Each line of the records containing "distribution" is to be copied out and returned.
Exercise inputs section start
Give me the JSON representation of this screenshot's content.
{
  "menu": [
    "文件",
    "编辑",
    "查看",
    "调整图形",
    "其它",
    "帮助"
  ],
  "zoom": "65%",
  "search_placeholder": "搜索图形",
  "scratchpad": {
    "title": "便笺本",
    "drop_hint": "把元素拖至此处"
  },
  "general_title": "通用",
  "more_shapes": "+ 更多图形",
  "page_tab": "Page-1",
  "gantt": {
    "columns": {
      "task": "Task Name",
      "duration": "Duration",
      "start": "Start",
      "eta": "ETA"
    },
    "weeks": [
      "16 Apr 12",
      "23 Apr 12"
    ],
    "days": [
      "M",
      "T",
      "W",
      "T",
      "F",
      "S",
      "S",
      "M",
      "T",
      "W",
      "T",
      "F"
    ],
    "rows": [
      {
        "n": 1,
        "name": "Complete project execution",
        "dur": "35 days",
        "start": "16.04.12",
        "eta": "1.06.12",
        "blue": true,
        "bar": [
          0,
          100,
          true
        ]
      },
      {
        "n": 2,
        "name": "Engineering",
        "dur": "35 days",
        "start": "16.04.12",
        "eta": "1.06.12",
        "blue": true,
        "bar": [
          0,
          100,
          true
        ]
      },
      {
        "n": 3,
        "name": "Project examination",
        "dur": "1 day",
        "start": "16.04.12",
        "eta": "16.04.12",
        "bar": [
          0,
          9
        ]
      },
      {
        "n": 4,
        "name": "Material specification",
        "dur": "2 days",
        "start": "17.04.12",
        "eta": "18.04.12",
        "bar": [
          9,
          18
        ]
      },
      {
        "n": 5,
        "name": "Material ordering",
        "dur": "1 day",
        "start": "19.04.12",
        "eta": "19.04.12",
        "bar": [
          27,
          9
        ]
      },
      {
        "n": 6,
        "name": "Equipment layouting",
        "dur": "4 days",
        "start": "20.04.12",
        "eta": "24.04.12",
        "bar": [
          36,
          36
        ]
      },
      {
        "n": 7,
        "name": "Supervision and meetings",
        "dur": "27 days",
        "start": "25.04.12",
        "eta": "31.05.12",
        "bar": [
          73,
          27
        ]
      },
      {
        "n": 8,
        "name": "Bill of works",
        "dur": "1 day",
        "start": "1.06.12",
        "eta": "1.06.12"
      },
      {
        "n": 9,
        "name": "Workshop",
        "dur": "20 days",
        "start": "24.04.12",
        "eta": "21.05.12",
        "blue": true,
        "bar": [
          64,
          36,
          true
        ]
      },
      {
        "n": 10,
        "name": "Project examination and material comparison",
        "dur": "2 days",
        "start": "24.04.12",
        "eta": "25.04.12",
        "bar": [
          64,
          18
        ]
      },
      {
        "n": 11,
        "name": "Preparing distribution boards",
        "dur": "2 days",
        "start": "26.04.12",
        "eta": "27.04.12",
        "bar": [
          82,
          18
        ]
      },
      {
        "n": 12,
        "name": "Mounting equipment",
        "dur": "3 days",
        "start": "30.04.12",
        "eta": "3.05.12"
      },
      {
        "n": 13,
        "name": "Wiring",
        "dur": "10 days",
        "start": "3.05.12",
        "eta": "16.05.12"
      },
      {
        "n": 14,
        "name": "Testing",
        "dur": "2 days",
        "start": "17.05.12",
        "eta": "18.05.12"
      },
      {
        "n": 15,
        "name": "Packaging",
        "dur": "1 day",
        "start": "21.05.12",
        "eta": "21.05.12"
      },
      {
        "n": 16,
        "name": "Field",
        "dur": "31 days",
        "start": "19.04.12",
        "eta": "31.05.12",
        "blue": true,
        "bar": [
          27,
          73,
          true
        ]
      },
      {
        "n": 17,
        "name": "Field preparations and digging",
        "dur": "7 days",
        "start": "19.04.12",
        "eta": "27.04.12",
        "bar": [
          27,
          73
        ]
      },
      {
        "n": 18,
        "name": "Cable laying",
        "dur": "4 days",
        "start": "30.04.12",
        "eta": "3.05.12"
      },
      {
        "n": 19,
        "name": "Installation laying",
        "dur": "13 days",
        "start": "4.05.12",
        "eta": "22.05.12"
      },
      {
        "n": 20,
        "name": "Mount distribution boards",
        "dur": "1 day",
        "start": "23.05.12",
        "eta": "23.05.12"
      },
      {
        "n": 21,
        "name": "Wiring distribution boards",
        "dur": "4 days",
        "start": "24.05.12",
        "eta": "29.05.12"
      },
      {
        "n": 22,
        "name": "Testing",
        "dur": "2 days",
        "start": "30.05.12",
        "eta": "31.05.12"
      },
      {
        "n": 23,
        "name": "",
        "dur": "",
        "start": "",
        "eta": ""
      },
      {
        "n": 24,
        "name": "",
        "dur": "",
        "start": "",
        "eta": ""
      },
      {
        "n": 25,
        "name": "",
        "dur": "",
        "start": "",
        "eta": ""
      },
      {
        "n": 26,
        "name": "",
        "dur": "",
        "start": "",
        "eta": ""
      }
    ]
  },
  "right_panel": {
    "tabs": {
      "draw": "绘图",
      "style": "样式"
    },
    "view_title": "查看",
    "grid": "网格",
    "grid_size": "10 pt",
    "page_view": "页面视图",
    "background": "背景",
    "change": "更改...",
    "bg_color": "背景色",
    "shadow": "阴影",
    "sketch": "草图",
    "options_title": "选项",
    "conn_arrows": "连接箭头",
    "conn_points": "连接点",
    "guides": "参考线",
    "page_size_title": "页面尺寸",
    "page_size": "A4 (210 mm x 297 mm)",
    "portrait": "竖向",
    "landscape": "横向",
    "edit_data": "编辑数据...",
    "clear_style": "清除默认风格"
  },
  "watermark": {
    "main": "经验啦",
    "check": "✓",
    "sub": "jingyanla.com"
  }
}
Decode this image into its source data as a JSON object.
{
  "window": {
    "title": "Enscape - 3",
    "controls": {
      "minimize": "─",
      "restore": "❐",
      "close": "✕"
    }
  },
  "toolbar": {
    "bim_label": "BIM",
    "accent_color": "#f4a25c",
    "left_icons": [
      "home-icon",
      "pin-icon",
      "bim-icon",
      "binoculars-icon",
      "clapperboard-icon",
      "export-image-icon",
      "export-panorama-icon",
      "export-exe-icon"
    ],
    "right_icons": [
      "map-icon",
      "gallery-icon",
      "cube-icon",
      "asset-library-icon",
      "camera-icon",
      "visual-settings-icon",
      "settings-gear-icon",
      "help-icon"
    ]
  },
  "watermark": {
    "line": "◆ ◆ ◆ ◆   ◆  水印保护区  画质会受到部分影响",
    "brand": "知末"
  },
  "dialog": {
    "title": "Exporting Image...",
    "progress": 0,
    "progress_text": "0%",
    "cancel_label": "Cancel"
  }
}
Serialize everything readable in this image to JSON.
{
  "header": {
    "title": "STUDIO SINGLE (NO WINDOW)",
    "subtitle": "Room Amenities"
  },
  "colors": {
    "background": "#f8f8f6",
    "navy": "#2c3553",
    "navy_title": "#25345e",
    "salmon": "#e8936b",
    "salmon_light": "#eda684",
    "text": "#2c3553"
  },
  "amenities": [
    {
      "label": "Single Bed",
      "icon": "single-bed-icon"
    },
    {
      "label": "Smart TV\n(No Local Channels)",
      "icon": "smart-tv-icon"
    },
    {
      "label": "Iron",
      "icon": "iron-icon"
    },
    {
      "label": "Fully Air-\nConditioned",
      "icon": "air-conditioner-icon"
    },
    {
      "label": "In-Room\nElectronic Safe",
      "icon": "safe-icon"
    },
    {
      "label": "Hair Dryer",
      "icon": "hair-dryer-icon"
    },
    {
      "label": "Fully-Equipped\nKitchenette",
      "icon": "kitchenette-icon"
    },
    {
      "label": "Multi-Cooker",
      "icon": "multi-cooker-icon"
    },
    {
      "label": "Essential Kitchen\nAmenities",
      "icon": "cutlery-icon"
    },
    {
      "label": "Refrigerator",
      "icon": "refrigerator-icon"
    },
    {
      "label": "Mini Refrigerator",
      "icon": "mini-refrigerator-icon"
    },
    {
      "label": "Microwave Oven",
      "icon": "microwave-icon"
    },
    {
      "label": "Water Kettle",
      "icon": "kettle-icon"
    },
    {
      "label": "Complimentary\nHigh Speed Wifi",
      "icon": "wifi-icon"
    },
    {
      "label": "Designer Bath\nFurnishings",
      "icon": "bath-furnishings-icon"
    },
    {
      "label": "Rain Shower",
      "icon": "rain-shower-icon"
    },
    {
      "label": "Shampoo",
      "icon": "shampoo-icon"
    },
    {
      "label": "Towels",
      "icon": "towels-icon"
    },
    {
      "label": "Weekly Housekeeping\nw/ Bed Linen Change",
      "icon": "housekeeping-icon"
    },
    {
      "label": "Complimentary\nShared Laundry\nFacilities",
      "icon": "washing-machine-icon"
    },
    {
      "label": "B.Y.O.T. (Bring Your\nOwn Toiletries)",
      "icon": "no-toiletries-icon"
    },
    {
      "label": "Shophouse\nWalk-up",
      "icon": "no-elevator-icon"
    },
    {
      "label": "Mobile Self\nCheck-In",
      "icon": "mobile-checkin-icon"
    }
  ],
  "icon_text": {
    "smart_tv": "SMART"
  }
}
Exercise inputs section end
### Response to this exercise:
        "name": "Preparing distribution boards",
        "name": "Mount distribution boards",
        "name": "Wiring distribution boards",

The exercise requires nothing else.